September 10, 2009 Posted by | Music, music, concert, review, Reviews | , , , , , , , , , , , , , , , , , , , , , , , , , , , , , | Leave a comment

Concert Review: The Jacam Manricks Quintet at Smalls Jazz Club, NYC 5/22/09

Jacam Manricks has a fluid, fluent approach to the alto sax, but it’s his compositions which are his drawing card – and which may absolutely blow you away. Playing a mix of material mostly from his new cd Labyrinth – recorded with a 40-piece orchestra – the Australian-American composer and his quintet locked in on the songs’ intricate, often epic permutations with intensity and nuance. The bass and drums maintained a sinuous, practically minimalist pulse throughout some awfully tricky changes while pianist Gary Versace colored them with characteristic vividness and frequently outright menace. Perhaps because this was a five-piece playing big band music, the integral nature of the arrangements was especially striking, guitarist Ben Monder completing unfinished piano chords, or Versace doing the same in tandem with the guitar. Sometimes Manricks would do the same in tandem with the bass. Intelligence and imagination lept from the charts with agility and sometimes a wary apprehension.

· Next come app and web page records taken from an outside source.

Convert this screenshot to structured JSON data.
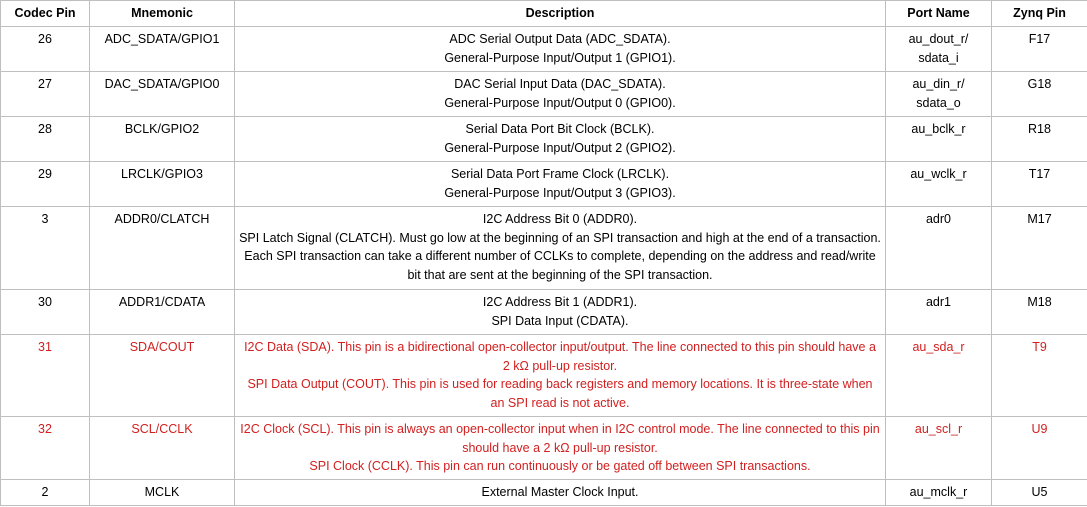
{
  "headers": [
    "Codec Pin",
    "Mnemonic",
    "Description",
    "Port Name",
    "Zynq Pin"
  ],
  "rows": [
    {
      "pin": "26",
      "mnemonic": "ADC_SDATA/GPIO1",
      "desc": [
        "ADC Serial Output Data (ADC_SDATA).",
        "General-Purpose Input/Output 1 (GPIO1)."
      ],
      "port": [
        "au_dout_r/",
        "sdata_i"
      ],
      "zynq": "F17",
      "highlight": false
    },
    {
      "pin": "27",
      "mnemonic": "DAC_SDATA/GPIO0",
      "desc": [
        "DAC Serial Input Data (DAC_SDATA).",
        "General-Purpose Input/Output 0 (GPIO0)."
      ],
      "port": [
        "au_din_r/",
        "sdata_o"
      ],
      "zynq": "G18",
      "highlight": false
    },
    {
      "pin": "28",
      "mnemonic": "BCLK/GPIO2",
      "desc": [
        "Serial Data Port Bit Clock (BCLK).",
        "General-Purpose Input/Output 2 (GPIO2)."
      ],
      "port": [
        "au_bclk_r"
      ],
      "zynq": "R18",
      "highlight": false
    },
    {
      "pin": "29",
      "mnemonic": "LRCLK/GPIO3",
      "desc": [
        "Serial Data Port Frame Clock (LRCLK).",
        "General-Purpose Input/Output 3 (GPIO3)."
      ],
      "port": [
        "au_wclk_r"
      ],
      "zynq": "T17",
      "highlight": false
    },
    {
      "pin": "3",
      "mnemonic": "ADDR0/CLATCH",
      "desc": [
        "I2C Address Bit 0 (ADDR0).",
        "SPI Latch Signal (CLATCH). Must go low at the beginning of an SPI transaction and high at the end of a transaction. Each SPI transaction can take a different number of CCLKs to complete, depending on the address and read/write bit that are sent at the beginning of the SPI transaction."
      ],
      "port": [
        "adr0"
      ],
      "zynq": "M17",
      "highlight": false
    },
    {
      "pin": "30",
      "mnemonic": "ADDR1/CDATA",
      "desc": [
        "I2C Address Bit 1 (ADDR1).",
        "SPI Data Input (CDATA)."
      ],
      "port": [
        "adr1"
      ],
      "zynq": "M18",
      "highlight": false
    },
    {
      "pin": "31",
      "mnemonic": "SDA/COUT",
      "desc": [
        "I2C Data (SDA). This pin is a bidirectional open-collector input/output. The line connected to this pin should have a 2 kΩ pull-up resistor.",
        "SPI Data Output (COUT). This pin is used for reading back registers and memory locations. It is three-state when an SPI read is not active."
      ],
      "port": [
        "au_sda_r"
      ],
      "zynq": "T9",
      "highlight": true
    },
    {
      "pin": "32",
      "mnemonic": "SCL/CCLK",
      "desc": [
        "I2C Clock (SCL). This pin is always an open-collector input when in I2C control mode. The line connected to this pin should have a 2 kΩ pull-up resistor.",
        "SPI Clock (CCLK). This pin can run continuously or be gated off between SPI transactions."
      ],
      "port": [
        "au_scl_r"
      ],
      "zynq": "U9",
      "highlight": true
    },
    {
      "pin": "2",
      "mnemonic": "MCLK",
      "desc": [
        "External Master Clock Input."
      ],
      "port": [
        "au_mclk_r"
      ],
      "zynq": "U5",
      "highlight": false
    }
  ],
  "colors": {
    "highlight_text": "#d21f1f",
    "border": "#bfbfbf"
  }
}
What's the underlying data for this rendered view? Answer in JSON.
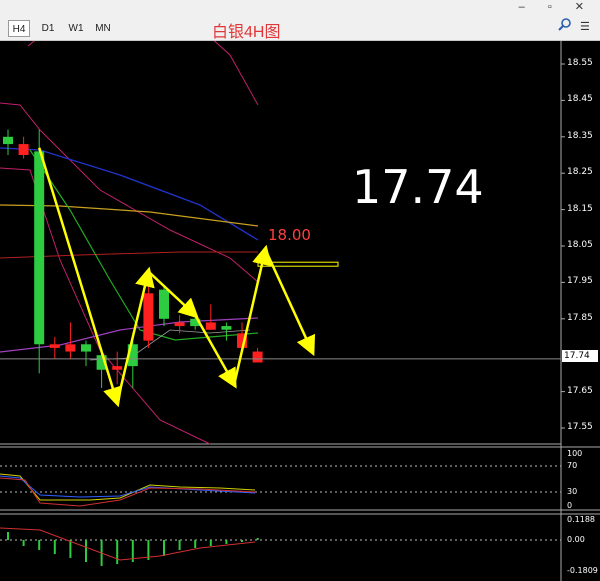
{
  "toolbar": {
    "timeframes": [
      "H4",
      "D1",
      "W1",
      "MN"
    ],
    "active_timeframe": "H4",
    "title": "白银4H图",
    "window_controls": "– ▫ ✕"
  },
  "price_axis": {
    "labels": [
      "18.55",
      "18.45",
      "18.35",
      "18.25",
      "18.15",
      "18.05",
      "17.95",
      "17.85",
      "17.74",
      "17.65",
      "17.55"
    ],
    "current": "17.74"
  },
  "overlay": {
    "big_price": "17.74",
    "target": "18.00"
  },
  "oscillator1": {
    "levels": [
      "100",
      "70",
      "30",
      "0"
    ]
  },
  "oscillator2": {
    "levels": [
      "0.1188",
      "0.00",
      "-0.1809"
    ]
  },
  "colors": {
    "background": "#000000",
    "bull": "#2ecc40",
    "bear": "#ff2020",
    "forecast": "#ffff00",
    "ma_blue": "#2233cc",
    "ma_green": "#22aa22",
    "ma_yellow": "#c8a020",
    "band_magenta": "#c0206a",
    "ma_violet": "#a040c0"
  },
  "chart_data": {
    "type": "candlestick",
    "symbol_title": "白银4H图",
    "timeframe": "H4",
    "ylim": [
      17.5,
      18.6
    ],
    "current_price": 17.74,
    "target_price": 18.0,
    "candles": [
      {
        "o": 18.33,
        "h": 18.37,
        "l": 18.3,
        "c": 18.35
      },
      {
        "o": 18.33,
        "h": 18.35,
        "l": 18.29,
        "c": 18.3
      },
      {
        "o": 17.78,
        "h": 18.37,
        "l": 17.7,
        "c": 18.31
      },
      {
        "o": 17.78,
        "h": 17.8,
        "l": 17.74,
        "c": 17.77
      },
      {
        "o": 17.78,
        "h": 17.84,
        "l": 17.74,
        "c": 17.76
      },
      {
        "o": 17.76,
        "h": 17.79,
        "l": 17.72,
        "c": 17.78
      },
      {
        "o": 17.71,
        "h": 17.77,
        "l": 17.66,
        "c": 17.75
      },
      {
        "o": 17.72,
        "h": 17.76,
        "l": 17.67,
        "c": 17.71
      },
      {
        "o": 17.72,
        "h": 17.79,
        "l": 17.66,
        "c": 17.78
      },
      {
        "o": 17.92,
        "h": 17.96,
        "l": 17.77,
        "c": 17.79
      },
      {
        "o": 17.85,
        "h": 17.94,
        "l": 17.83,
        "c": 17.93
      },
      {
        "o": 17.84,
        "h": 17.86,
        "l": 17.81,
        "c": 17.83
      },
      {
        "o": 17.83,
        "h": 17.87,
        "l": 17.82,
        "c": 17.85
      },
      {
        "o": 17.84,
        "h": 17.89,
        "l": 17.82,
        "c": 17.82
      },
      {
        "o": 17.82,
        "h": 17.84,
        "l": 17.79,
        "c": 17.83
      },
      {
        "o": 17.81,
        "h": 17.84,
        "l": 17.76,
        "c": 17.77
      },
      {
        "o": 17.76,
        "h": 17.77,
        "l": 17.73,
        "c": 17.73
      }
    ],
    "forecast_path": [
      {
        "i": 2,
        "p": 18.32
      },
      {
        "i": 7,
        "p": 17.62
      },
      {
        "i": 9,
        "p": 17.98
      },
      {
        "i": 12,
        "p": 17.86
      },
      {
        "i": 14.5,
        "p": 17.67
      },
      {
        "i": 16.5,
        "p": 18.04
      },
      {
        "i": 19.5,
        "p": 17.76
      }
    ]
  }
}
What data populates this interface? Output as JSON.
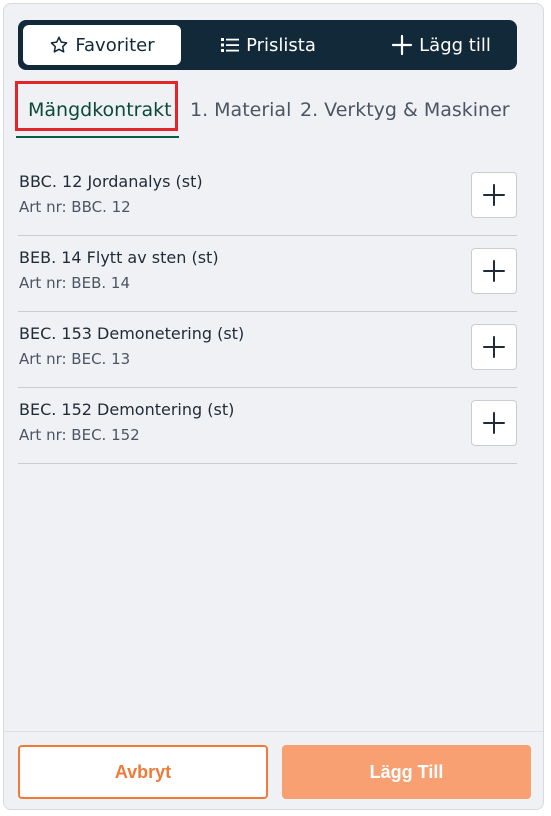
{
  "topnav": {
    "favorites_label": "Favoriter",
    "pricelist_label": "Prislista",
    "add_label": "Lägg till"
  },
  "tabs": [
    {
      "label": "Mängdkontrakt"
    },
    {
      "label": "1. Material"
    },
    {
      "label": "2. Verktyg & Maskiner"
    }
  ],
  "items": [
    {
      "title": "BBC. 12 Jordanalys (st)",
      "sub": "Art nr: BBC. 12"
    },
    {
      "title": "BEB. 14 Flytt av sten (st)",
      "sub": "Art nr: BEB. 14"
    },
    {
      "title": "BEC. 153 Demonetering (st)",
      "sub": "Art nr: BEC. 13"
    },
    {
      "title": "BEC. 152 Demontering (st)",
      "sub": "Art nr: BEC. 152"
    }
  ],
  "footer": {
    "cancel_label": "Avbryt",
    "add_label": "Lägg Till"
  },
  "colors": {
    "nav_bg": "#12293a",
    "active_tab": "#0b4a37",
    "highlight": "#e0252d",
    "orange": "#f07a3a",
    "orange_disabled": "#f8a071"
  }
}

Aeronautics, a bit of a latin shuffle with sustained, understated, reflective guitar saw Manricks taking a series of fluttery runs through shifting sections of the scale, Versace feeling around for his footing and eventually finding it, rich and ominous.  The modal suite Microgravity was a full-scale masterpiece (one can only imagine how lush it sounds with the orchestra on the cd). Manricks opened it brightly, then bass and piano teaming up against guitar and sax, Monder hypnotic and eerie throughout a long series of quavery, reverberating chordal passages that recurred at the end, Versace practically microtonal with his starry, glimmering upper-register work. The cd’s title track, built on a richly melodic, interlocking architecture featured a playful conversation between Versace and the drums. They closed their second set with a new composition, simply titled 2-3-2 with a bouncy, staggered vintage Cuban beat, Manricks warily expansive over some Balkan-inflected changes to an insistent, intensely pulsing crescendo. One can only wonder where someone like Ivo Papasov could take that song. A jazz educator, Manricks doesn’t get the chance to play out as much as he no doubt would like to: if cutting-edge, out-of-the-box stuff is your thing, don’t miss the chance to see him.

May 24, 2009 Posted by | Live Events, Music, music, concert, New York City, review, Reviews | , , , , , , , , , , , , | 1 Comment